I don't think we have the full picture, but for some reason, the mutilation and murder of women in Guatemala is out of control and getting worse. The BBC notes:
The raped and mutilated body of Andrea Contreras Bacaro, 17, was found wrapped in a plastic bag and thrown into a ditch, her throat cut, her face and hands slashed, with a gunshot wound to the head. The word "vengeance" had been gouged into her thigh.
Sandra Palma Godoy, 17, said to have witnessed a killing in her home town, was missing for a week before her decomposing body was found next to a local football pitch. Her breasts, eyes and heart had been mutilated, reports said.
A look at the statistics shows a disproportionate amount of anti-woman violence.

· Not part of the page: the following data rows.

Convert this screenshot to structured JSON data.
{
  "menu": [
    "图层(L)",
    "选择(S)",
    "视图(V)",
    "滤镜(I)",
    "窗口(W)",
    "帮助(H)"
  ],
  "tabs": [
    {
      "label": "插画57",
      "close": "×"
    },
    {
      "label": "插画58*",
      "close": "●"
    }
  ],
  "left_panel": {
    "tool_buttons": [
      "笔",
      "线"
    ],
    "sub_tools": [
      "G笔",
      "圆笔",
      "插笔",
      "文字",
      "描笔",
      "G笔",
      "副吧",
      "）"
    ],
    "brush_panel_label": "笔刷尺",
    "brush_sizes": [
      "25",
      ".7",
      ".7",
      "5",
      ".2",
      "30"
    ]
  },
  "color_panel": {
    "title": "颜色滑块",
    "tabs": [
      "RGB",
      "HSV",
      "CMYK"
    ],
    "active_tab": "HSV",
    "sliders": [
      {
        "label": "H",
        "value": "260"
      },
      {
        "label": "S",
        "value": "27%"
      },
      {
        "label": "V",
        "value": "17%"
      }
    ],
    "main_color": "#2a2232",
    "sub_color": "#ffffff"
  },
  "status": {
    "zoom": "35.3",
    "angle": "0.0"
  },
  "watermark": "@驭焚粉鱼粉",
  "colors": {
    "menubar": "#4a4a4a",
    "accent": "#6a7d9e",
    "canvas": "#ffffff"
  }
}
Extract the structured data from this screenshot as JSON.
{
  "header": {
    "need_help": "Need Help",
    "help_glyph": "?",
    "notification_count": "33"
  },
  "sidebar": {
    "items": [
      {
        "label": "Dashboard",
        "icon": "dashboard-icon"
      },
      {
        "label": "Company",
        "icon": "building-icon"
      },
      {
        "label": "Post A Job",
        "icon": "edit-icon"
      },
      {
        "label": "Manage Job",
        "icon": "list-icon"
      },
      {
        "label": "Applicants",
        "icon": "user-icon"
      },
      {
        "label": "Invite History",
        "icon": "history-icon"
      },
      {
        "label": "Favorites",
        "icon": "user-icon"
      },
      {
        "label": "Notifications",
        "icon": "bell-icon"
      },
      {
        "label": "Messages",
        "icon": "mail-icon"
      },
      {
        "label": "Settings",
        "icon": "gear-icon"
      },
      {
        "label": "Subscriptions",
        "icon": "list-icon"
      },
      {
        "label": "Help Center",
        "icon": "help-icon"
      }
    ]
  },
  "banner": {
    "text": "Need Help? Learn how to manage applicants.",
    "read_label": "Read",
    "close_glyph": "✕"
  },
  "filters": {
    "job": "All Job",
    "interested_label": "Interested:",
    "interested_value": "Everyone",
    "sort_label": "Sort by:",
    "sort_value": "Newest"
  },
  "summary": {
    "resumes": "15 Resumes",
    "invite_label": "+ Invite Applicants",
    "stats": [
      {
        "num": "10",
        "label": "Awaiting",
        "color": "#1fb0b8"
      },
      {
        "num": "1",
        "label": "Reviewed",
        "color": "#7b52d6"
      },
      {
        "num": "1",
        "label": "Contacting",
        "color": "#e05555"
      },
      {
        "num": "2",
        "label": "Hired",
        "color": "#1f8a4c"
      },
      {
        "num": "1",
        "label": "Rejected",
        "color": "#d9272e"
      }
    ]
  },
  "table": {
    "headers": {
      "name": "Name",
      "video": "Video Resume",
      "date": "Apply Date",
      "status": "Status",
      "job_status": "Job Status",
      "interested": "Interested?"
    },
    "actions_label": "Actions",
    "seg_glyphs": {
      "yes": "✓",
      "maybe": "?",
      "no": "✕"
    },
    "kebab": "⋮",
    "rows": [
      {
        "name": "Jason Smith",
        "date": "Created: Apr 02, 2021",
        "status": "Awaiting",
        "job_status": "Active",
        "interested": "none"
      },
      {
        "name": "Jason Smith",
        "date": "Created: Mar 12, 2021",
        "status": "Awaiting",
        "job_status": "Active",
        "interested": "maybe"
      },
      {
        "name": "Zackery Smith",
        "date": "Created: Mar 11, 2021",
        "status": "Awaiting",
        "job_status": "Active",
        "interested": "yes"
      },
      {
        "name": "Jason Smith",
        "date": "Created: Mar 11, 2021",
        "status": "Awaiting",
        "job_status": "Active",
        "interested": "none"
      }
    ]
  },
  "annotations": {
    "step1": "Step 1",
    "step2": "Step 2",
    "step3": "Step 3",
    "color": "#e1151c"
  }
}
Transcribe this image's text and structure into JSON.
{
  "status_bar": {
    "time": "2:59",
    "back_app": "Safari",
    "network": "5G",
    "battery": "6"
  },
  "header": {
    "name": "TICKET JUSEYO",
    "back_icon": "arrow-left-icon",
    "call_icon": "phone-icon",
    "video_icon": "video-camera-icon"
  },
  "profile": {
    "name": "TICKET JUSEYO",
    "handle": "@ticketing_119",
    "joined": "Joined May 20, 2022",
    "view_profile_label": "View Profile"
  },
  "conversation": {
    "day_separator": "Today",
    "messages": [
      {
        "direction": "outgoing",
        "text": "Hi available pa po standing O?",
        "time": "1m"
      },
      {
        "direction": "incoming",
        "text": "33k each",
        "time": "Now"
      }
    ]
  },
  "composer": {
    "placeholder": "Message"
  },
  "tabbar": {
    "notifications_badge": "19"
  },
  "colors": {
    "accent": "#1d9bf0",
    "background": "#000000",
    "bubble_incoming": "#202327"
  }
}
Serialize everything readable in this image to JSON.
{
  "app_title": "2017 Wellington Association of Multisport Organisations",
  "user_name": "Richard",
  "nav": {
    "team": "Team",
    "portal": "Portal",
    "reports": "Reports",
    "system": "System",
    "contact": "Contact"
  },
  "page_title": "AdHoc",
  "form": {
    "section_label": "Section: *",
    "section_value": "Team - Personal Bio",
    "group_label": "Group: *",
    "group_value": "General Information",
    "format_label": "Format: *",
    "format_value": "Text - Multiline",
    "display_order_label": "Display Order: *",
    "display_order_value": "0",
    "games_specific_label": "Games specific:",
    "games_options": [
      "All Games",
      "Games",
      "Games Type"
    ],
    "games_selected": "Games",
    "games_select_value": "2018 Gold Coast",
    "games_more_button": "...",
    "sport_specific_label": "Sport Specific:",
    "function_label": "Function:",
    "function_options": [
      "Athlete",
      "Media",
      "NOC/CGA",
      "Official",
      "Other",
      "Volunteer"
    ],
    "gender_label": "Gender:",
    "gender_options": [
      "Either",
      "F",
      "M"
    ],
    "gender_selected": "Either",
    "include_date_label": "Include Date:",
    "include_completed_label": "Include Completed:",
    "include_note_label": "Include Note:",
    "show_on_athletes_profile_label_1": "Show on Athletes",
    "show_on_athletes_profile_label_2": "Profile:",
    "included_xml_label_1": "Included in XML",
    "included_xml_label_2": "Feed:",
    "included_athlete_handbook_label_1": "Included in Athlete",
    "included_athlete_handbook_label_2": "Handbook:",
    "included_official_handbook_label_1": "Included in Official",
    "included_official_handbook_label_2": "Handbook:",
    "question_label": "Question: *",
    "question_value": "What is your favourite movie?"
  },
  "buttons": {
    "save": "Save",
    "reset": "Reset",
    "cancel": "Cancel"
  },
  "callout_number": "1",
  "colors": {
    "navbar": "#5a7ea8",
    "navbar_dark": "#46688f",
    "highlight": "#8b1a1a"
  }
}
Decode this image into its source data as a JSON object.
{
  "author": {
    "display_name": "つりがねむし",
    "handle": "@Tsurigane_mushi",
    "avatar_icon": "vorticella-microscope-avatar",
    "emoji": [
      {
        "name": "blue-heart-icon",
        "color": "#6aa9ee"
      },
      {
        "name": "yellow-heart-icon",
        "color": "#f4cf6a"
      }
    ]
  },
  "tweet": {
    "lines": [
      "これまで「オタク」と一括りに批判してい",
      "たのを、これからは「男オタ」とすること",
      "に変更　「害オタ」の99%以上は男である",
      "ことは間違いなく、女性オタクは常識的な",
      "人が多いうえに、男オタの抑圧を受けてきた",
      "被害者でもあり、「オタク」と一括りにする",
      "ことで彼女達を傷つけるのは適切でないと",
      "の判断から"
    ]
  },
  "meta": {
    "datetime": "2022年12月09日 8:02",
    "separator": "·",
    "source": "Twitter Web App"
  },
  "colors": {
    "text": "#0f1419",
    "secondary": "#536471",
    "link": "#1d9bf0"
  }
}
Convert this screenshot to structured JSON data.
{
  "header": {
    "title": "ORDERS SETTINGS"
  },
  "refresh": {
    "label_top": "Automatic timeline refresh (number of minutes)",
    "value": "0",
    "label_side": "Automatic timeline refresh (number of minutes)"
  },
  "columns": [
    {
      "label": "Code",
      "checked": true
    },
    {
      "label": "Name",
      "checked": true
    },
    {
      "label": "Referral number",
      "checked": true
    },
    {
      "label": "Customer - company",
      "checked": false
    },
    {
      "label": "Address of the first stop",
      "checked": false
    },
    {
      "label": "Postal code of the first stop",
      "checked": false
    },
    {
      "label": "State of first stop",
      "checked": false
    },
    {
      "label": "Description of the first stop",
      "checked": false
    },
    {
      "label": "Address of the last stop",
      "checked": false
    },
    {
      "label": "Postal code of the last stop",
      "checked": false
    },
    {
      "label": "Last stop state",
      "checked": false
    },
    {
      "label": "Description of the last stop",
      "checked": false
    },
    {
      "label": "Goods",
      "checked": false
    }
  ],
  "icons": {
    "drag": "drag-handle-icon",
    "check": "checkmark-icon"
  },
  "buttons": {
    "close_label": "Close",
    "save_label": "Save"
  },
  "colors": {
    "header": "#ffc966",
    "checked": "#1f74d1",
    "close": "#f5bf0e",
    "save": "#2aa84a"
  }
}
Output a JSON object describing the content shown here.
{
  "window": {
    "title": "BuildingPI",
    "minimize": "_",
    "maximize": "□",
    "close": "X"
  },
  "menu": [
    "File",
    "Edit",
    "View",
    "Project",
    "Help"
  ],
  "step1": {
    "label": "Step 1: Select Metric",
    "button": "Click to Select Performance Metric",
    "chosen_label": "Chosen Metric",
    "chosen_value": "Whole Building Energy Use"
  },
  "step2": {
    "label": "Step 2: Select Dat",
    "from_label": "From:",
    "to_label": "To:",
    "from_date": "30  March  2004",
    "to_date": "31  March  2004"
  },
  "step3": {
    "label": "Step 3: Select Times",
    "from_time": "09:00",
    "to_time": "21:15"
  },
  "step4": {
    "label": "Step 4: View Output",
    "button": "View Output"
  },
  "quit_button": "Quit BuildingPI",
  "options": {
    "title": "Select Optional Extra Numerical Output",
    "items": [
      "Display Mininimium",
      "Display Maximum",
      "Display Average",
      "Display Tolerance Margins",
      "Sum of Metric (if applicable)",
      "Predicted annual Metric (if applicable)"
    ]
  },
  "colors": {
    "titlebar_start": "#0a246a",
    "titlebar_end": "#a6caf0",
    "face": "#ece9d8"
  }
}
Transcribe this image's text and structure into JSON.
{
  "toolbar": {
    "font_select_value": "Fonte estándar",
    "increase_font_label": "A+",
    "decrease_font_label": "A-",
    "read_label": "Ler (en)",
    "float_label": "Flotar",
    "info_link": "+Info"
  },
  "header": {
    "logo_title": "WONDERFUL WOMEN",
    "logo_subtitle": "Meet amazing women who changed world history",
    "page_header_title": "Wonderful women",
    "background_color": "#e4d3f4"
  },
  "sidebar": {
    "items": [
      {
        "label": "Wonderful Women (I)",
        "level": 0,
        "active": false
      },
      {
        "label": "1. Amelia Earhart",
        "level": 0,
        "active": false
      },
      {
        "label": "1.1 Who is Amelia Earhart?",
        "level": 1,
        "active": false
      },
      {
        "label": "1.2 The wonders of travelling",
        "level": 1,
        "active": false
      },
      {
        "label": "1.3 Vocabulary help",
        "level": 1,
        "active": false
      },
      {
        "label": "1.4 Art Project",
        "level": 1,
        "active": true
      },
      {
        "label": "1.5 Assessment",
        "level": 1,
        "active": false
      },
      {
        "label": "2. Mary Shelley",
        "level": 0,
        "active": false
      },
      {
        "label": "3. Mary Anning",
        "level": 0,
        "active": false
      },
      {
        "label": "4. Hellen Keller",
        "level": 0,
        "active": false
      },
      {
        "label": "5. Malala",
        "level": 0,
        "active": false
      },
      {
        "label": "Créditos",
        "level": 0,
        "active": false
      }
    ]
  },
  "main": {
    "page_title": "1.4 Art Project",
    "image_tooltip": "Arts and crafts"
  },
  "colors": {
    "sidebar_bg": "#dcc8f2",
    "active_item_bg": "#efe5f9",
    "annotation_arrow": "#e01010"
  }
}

According to Amnesty International, which has collated these stories and others in a new report on the killing of women in Guatemala, the country's leaders must share the blame for an epidemic of violence that has killed more than 1,500 women in under four years.
The brutality of the killings... reveal that extreme forms of sexual violence and discrimination remain prevalent in Guatemalan societyAmnesty International report
In 2001, the first year separate records were kept for men and women, 222 women were registered as murdered, Guatemalan human rights activists have told the BBC.
By 2004 that figure had more than doubled, to 494. In the first five months of 2005, the tally reached 225 - considerably more than one killing every day.
Remember that Guatemala only has 13 million people -- it's a small country. The article mentions 36 years of civil war and a previously male-dominated society, but there must be more to it that is not visible with the few reports available. One linked story showed the rise of birth control, especially vasectomies as a way to limit the number of children. Of course, wherever contraception takes root, degradation of women increases. If there was already a gross misogyny present, birth control would only exacerbate it.
The Guatemalan government last year made the promotion of family planning and reproductive health a priority, and it is slowly catching on. The use of condoms is steadily increasing, for example, but they are not widely available. And challenging 'macho' attitudes is proving difficult.
"It's a socio-cultural problem. Vasectomies just haven't taken off here. But we have created special programmes to try and encourage more men to consider the option," Dr Roberto Santizo from the Guatemalan Health Department told the BBC.
So there are two problems -- each fueling the other, though only one is defined as a problem. No solutions in sight, but prayers needed all the same. Catholicism is not the backbone of society any longer and the decline has been brutal.